**GOAL OF THE EXERCISE:** Set down all of the lines below exactly as they are given.

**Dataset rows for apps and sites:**
↓

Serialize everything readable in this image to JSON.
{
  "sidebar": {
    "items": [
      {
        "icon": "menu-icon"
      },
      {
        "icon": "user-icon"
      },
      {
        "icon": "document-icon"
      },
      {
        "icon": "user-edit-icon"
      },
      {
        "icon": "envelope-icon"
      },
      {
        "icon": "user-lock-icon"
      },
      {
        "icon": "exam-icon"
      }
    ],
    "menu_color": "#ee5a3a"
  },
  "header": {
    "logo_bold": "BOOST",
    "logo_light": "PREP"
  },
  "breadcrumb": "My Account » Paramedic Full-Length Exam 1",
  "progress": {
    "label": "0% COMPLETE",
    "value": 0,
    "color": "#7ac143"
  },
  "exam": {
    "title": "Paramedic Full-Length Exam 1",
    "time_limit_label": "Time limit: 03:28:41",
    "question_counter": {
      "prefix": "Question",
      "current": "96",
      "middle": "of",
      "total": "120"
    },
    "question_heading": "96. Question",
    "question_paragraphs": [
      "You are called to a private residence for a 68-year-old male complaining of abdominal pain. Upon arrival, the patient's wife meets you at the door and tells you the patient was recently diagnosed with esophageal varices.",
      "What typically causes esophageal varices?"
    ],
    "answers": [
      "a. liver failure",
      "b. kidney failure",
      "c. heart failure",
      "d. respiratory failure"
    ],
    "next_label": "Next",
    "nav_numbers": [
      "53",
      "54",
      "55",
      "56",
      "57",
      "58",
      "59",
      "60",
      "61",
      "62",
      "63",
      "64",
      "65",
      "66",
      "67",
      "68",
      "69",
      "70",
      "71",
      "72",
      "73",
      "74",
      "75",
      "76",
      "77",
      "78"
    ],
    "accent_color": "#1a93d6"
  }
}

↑

**RESULT OF THIS EXERCISE:**
Serialize everything readable in this image to JSON.
{
  "sidebar": {
    "items": [
      {
        "icon": "menu-icon"
      },
      {
        "icon": "user-icon"
      },
      {
        "icon": "document-icon"
      },
      {
        "icon": "user-edit-icon"
      },
      {
        "icon": "envelope-icon"
      },
      {
        "icon": "user-lock-icon"
      },
      {
        "icon": "exam-icon"
      }
    ],
    "menu_color": "#ee5a3a"
  },
  "header": {
    "logo_bold": "BOOST",
    "logo_light": "PREP"
  },
  "breadcrumb": "My Account » Paramedic Full-Length Exam 1",
  "progress": {
    "label": "0% COMPLETE",
    "value": 0,
    "color": "#7ac143"
  },
  "exam": {
    "title": "Paramedic Full-Length Exam 1",
    "time_limit_label": "Time limit: 03:28:41",
    "question_counter": {
      "prefix": "Question",
      "current": "96",
      "middle": "of",
      "total": "120"
    },
    "question_heading": "96. Question",
    "question_paragraphs": [
      "You are called to a private residence for a 68-year-old male complaining of abdominal pain. Upon arrival, the patient's wife meets you at the door and tells you the patient was recently diagnosed with esophageal varices.",
      "What typically causes esophageal varices?"
    ],
    "answers": [
      "a. liver failure",
      "b. kidney failure",
      "c. heart failure",
      "d. respiratory failure"
    ],
    "next_label": "Next",
    "nav_numbers": [
      "53",
      "54",
      "55",
      "56",
      "57",
      "58",
      "59",
      "60",
      "61",
      "62",
      "63",
      "64",
      "65",
      "66",
      "67",
      "68",
      "69",
      "70",
      "71",
      "72",
      "73",
      "74",
      "75",
      "76",
      "77",
      "78"
    ],
    "accent_color": "#1a93d6"
  }
}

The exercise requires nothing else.